Work order ▸ Lines below that include the word "persuasion" should each be copied.

Input data ▸
──────
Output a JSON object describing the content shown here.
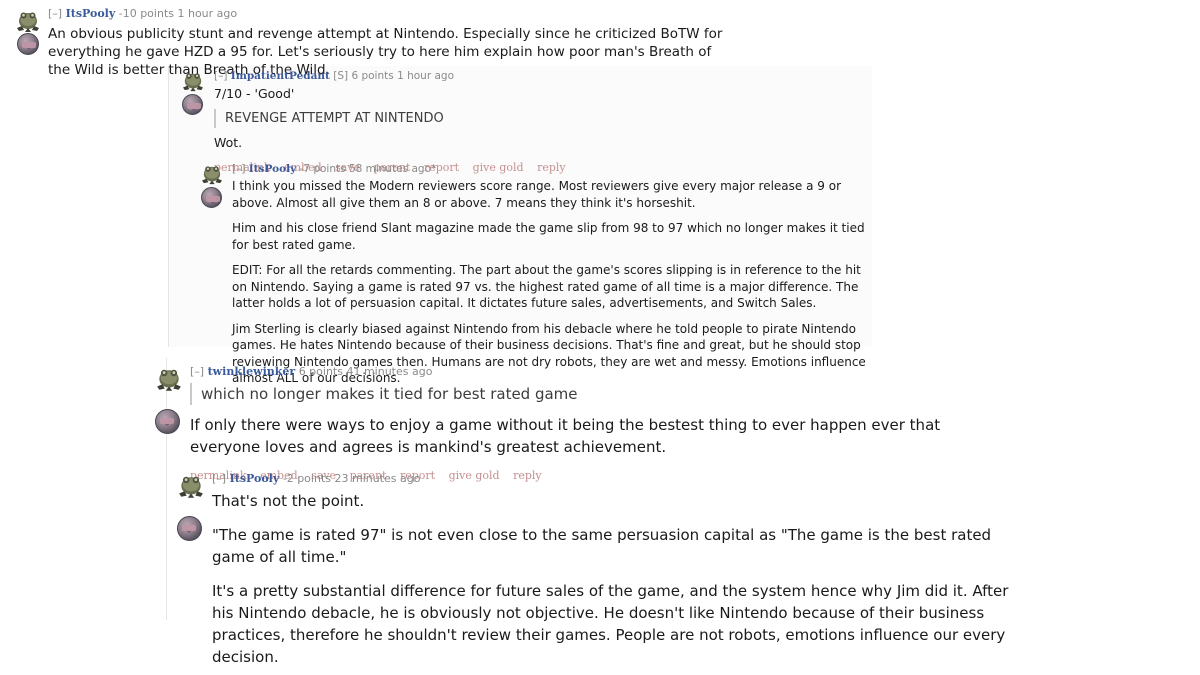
{
  "thread": {
    "comments": [
      {
        "id": "root",
        "collapse": "[–]",
        "author": "ItsPooly",
        "score": "-10 points",
        "time": "1 hour ago",
        "submitter": "",
        "body": [
          "An obvious publicity stunt and revenge attempt at Nintendo. Especially since he criticized BoTW for everything he gave HZD a 95 for. Let's seriously try to here him explain how poor man's Breath of the Wild is better than Breath of the Wild."
        ],
        "quote": "",
        "actions": []
      },
      {
        "id": "reply-1",
        "collapse": "[–]",
        "author": "ImpatientPedant",
        "submitter": "[S]",
        "score": "6 points",
        "time": "1 hour ago",
        "body_before_quote": "7/10 - 'Good'",
        "quote": "REVENGE ATTEMPT AT NINTENDO",
        "body_after_quote": "Wot.",
        "actions": [
          "permalink",
          "embed",
          "save",
          "parent",
          "report",
          "give gold",
          "reply"
        ]
      },
      {
        "id": "reply-2",
        "collapse": "[–]",
        "author": "ItsPooly",
        "submitter": "",
        "score": "-7 points",
        "time": "58 minutes ago*",
        "body": [
          "I think you missed the Modern reviewers score range. Most reviewers give every major release a 9 or above. Almost all give them an 8 or above. 7 means they think it's horseshit.",
          "Him and his close friend Slant magazine made the game slip from 98 to 97 which no longer makes it tied for best rated game.",
          "EDIT: For all the retards commenting. The part about the game's scores slipping is in reference to the hit on Nintendo. Saying a game is rated 97 vs. the highest rated game of all time is a major difference. The latter holds a lot of persuasion capital. It dictates future sales, advertisements, and Switch Sales.",
          "Jim Sterling is clearly biased against Nintendo from his debacle where he told people to pirate Nintendo games. He hates Nintendo because of their business decisions. That's fine and great, but he should stop reviewing Nintendo games then. Humans are not dry robots, they are wet and messy. Emotions influence almost ALL of our decisions."
        ],
        "actions": []
      },
      {
        "id": "reply-3",
        "collapse": "[–]",
        "author": "twinklewinker",
        "submitter": "",
        "score": "6 points",
        "time": "41 minutes ago",
        "quote": "which no longer makes it tied for best rated game",
        "body": [
          "If only there were ways to enjoy a game without it being the bestest thing to ever happen ever that everyone loves and agrees is mankind's greatest achievement."
        ],
        "actions": [
          "permalink",
          "embed",
          "save",
          "parent",
          "report",
          "give gold",
          "reply"
        ]
      },
      {
        "id": "reply-4",
        "collapse": "[–]",
        "author": "ItsPooly",
        "submitter": "",
        "score": "-2 points",
        "time": "23 minutes ago",
        "body": [
          "That's not the point.",
          "\"The game is rated 97\" is not even close to the same persuasion capital as \"The game is the best rated game of all time.\"",
          "It's a pretty substantial difference for future sales of the game, and the system hence why Jim did it. After his Nintendo debacle, he is obviously not objective. He doesn't like Nintendo because of their business practices, therefore he shouldn't review their games. People are not robots, emotions influence our every decision."
        ],
        "actions": []
      }
    ]
  },
  "colors": {
    "author_link": "#3b5a9a",
    "meta_grey": "#8a8a8a",
    "action_link": "#c4908f",
    "body_text": "#1a1a1a",
    "nested_bg": "#fbfbfb",
    "quote_bar": "#c9c9c9"
  }
}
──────
Response to this task ▸
          "EDIT: For all the retards commenting. The part about the game's scores slipping is in reference to the hit on Nintendo. Saying a game is rated 97 vs. the highest rated game of all time is a major difference. The latter holds a lot of persuasion capital. It dictates future sales, advertisements, and Switch Sales.",
          "\"The game is rated 97\" is not even close to the same persuasion capital as \"The game is the best rated game of all time.\"",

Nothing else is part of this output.